Officials underestimated how much they’d have to pay tutors. Some schools offered tutoring after school, but few students attended. Even with training, tutors didn’t always use the tried-and-true strategies for helping students.
To course-correct, state officials boosted pay to $50 an hour, helped schools redesign their programs to offer tutoring during the school day, and coached tutors who needed support.
“The truth is that there are a lot of scabbed knees and bruises in this work,” Borders, who oversees the state’s tutoring effort, said at a conference held last week at Stanford University about the future of tutoring. “Not going to sugar coat this, guys. It’s hard work.”
Early in the pandemic, experts identified high-dosage tutoring — the kind that’s offered multiple times per week, in small groups, with a consistent tutor — as a potentially successful strategy for helping students plug learning gaps. But more than two years into a national push to expand the reach of tutoring, many schools are still struggling with basics, like how to staff and schedule their programs.
Now, as COVID relief funds dwindle, some big questions remain, including: What are the best ways to get high-dosage tutoring to more students? And how can schools keep their programs going when those federal dollars are gone?

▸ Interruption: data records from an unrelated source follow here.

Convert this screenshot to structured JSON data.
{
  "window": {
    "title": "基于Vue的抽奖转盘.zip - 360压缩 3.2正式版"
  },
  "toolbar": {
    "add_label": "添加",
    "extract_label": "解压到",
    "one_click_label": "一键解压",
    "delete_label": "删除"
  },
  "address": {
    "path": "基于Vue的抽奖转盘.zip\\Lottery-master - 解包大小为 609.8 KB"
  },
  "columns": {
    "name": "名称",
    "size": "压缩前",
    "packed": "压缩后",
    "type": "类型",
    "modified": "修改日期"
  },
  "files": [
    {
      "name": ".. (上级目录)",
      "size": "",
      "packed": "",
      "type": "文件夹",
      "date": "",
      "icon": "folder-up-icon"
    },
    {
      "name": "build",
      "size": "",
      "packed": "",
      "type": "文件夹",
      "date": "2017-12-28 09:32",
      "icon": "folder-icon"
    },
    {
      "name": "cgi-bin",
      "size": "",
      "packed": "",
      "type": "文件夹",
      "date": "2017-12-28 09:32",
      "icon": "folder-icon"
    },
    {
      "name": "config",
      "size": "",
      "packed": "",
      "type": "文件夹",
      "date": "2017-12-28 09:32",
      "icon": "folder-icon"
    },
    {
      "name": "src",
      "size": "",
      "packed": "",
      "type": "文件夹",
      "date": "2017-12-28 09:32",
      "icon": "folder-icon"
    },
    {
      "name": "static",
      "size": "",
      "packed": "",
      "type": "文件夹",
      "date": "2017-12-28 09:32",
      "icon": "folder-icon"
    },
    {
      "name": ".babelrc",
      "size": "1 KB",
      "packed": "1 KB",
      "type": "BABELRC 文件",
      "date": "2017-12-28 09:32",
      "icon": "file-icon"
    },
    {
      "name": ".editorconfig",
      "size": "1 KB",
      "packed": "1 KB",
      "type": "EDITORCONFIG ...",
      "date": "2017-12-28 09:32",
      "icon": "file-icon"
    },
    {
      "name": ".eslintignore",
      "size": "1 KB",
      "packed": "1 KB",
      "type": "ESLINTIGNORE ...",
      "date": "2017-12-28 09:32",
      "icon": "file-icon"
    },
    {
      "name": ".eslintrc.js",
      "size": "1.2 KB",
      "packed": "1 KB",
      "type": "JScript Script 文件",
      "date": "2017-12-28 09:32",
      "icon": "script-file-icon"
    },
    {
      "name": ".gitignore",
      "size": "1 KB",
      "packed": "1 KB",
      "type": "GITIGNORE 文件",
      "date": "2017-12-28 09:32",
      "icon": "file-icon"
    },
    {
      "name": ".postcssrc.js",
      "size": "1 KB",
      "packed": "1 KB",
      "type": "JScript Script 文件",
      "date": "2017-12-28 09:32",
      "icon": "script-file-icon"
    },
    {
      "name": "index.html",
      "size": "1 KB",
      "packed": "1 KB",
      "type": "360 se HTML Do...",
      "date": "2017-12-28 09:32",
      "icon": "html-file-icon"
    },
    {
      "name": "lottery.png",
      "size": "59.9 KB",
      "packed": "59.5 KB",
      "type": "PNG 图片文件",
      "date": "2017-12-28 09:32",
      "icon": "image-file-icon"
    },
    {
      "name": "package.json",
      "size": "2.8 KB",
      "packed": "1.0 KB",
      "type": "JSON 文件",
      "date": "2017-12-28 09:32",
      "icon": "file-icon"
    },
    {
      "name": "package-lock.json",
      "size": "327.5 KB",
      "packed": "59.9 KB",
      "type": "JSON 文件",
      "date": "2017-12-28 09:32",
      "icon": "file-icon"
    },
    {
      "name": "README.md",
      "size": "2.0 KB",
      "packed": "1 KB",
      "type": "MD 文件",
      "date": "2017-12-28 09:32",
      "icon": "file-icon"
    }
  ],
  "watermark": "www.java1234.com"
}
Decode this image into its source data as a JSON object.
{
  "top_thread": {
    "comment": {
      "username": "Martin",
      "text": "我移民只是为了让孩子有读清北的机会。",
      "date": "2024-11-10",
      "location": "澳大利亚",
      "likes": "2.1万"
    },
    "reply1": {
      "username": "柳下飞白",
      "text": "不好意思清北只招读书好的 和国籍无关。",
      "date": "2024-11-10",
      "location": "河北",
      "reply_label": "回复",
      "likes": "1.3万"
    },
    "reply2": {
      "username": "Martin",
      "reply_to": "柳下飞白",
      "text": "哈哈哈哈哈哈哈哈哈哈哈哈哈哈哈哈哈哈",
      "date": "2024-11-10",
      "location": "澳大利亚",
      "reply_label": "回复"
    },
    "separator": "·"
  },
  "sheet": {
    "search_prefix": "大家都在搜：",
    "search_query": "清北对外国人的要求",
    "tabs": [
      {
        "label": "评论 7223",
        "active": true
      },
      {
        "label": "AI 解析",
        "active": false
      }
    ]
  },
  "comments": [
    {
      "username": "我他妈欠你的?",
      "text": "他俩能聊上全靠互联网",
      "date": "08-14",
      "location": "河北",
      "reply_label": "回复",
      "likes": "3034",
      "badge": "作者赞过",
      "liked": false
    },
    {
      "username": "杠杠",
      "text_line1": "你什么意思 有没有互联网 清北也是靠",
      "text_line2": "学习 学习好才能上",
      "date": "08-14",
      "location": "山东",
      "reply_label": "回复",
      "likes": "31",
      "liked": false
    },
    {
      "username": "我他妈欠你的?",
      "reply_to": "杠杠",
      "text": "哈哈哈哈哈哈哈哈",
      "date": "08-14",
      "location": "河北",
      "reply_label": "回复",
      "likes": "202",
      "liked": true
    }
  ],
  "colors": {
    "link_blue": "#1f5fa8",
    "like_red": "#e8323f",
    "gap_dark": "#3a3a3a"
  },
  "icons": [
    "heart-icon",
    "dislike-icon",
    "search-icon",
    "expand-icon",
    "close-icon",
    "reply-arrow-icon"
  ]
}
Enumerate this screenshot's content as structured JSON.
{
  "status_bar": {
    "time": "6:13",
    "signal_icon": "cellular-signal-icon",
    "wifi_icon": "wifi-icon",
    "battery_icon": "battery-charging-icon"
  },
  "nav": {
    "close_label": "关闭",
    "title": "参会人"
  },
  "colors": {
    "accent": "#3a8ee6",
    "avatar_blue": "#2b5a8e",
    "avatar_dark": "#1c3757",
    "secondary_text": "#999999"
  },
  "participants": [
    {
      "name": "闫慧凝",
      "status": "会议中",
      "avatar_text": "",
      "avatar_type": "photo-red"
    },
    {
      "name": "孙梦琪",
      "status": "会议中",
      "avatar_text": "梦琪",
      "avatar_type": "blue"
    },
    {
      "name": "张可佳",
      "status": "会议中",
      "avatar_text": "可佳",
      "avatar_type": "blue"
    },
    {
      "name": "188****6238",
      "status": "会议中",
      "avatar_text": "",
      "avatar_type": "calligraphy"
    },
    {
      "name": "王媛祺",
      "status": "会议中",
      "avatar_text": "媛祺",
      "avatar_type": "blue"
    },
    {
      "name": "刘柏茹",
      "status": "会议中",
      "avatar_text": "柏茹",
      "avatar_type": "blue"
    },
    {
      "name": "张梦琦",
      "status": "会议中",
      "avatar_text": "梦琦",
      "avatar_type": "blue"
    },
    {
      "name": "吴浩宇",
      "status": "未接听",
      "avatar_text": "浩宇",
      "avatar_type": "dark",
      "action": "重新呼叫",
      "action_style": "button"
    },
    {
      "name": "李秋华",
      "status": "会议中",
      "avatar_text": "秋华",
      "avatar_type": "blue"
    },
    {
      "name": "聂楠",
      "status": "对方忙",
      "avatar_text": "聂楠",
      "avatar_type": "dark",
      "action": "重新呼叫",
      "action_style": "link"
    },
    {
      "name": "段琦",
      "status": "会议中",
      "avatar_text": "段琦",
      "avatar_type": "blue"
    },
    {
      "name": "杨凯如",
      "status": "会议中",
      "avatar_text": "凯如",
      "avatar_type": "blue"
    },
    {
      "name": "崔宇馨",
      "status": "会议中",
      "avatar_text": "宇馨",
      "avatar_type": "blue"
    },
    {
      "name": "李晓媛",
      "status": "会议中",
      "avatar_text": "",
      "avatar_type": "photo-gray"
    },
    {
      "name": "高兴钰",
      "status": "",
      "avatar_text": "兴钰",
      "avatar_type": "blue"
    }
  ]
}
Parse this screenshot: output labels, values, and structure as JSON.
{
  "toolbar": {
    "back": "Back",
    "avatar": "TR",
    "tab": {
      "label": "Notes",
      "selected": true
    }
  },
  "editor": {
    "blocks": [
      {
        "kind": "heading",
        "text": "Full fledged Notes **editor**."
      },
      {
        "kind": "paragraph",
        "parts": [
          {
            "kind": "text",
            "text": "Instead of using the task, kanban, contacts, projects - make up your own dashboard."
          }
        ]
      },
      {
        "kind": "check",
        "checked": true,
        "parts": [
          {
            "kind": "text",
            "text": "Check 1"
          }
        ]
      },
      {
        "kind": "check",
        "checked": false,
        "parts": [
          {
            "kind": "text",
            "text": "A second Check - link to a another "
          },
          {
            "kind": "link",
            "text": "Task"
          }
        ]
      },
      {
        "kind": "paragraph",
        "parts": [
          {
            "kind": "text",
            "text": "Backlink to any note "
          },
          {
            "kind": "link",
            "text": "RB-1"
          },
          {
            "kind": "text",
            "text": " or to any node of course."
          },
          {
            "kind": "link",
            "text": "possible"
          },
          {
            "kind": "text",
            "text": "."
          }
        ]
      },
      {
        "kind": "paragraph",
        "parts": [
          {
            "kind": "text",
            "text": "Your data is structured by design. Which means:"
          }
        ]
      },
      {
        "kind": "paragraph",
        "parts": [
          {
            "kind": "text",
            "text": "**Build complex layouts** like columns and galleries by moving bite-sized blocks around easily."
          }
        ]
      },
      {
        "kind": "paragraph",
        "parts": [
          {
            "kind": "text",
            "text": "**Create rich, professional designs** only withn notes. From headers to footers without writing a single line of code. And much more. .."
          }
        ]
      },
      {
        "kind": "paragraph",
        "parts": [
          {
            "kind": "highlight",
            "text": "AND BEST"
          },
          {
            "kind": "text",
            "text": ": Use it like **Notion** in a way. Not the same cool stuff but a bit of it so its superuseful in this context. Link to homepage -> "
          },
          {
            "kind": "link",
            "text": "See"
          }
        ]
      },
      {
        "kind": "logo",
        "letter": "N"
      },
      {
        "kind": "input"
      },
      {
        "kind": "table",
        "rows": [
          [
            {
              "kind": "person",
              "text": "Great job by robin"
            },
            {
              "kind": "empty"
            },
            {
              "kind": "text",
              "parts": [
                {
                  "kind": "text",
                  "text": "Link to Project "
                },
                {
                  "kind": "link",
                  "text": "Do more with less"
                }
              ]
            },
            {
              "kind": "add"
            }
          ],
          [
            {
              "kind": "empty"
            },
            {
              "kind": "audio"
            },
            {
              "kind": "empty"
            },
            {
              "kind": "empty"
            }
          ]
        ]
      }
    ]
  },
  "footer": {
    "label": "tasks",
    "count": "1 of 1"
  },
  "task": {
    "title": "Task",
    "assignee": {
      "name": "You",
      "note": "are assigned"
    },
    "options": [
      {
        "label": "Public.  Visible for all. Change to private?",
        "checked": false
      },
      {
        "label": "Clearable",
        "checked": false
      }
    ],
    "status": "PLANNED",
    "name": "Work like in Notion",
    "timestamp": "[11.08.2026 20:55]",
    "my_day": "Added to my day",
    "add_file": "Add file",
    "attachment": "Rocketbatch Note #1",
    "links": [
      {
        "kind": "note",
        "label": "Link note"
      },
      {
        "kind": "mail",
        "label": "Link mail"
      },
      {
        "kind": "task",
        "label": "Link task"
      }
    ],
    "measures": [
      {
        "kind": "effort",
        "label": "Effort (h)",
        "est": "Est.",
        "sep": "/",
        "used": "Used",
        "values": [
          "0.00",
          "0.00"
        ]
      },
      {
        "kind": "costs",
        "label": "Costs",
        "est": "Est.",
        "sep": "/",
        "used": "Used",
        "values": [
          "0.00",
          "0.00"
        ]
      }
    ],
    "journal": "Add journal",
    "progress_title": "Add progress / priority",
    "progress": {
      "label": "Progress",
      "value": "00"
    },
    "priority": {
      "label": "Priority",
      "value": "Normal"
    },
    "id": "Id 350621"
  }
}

A key group of researchers, school leaders, and tutoring organizations attempted to answer some of those questions at the recent convening hosted by the National Student Support Accelerator, a Stanford program that shares research and helps schools launch tutoring programs.